What is being asked >> The lines to be copied are those below that contain "International".

Excerpted records >>

******

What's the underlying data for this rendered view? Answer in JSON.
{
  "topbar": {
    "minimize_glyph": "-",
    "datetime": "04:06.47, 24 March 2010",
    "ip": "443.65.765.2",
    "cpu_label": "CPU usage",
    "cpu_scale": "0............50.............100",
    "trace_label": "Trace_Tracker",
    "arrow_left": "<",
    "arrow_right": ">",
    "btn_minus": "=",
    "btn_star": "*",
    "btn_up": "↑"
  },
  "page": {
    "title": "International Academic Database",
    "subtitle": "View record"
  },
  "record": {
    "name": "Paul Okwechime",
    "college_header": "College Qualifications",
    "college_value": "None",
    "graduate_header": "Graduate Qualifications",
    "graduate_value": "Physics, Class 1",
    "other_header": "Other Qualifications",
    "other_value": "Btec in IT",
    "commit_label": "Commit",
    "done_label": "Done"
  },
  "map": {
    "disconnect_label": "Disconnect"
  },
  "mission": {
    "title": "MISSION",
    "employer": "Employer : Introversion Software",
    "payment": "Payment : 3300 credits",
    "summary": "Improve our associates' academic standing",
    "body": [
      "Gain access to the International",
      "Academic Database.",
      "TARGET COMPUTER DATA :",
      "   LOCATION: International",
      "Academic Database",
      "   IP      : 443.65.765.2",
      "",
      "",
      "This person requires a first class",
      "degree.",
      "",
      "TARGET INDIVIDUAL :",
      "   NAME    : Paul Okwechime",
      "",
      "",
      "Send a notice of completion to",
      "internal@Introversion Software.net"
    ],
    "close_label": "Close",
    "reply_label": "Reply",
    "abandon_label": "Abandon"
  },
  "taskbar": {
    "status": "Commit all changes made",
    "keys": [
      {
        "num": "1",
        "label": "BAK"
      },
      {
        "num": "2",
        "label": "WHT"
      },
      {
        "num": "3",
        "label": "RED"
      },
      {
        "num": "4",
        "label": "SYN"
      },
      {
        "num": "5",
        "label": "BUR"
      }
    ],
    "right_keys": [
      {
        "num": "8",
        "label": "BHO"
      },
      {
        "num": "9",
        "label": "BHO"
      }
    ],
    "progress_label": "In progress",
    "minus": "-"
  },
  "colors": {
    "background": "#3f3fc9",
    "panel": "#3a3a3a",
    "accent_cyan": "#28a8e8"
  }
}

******

Answer to the problem >>
    "title": "International Academic Database",
      "Gain access to the International",
      "   LOCATION: International",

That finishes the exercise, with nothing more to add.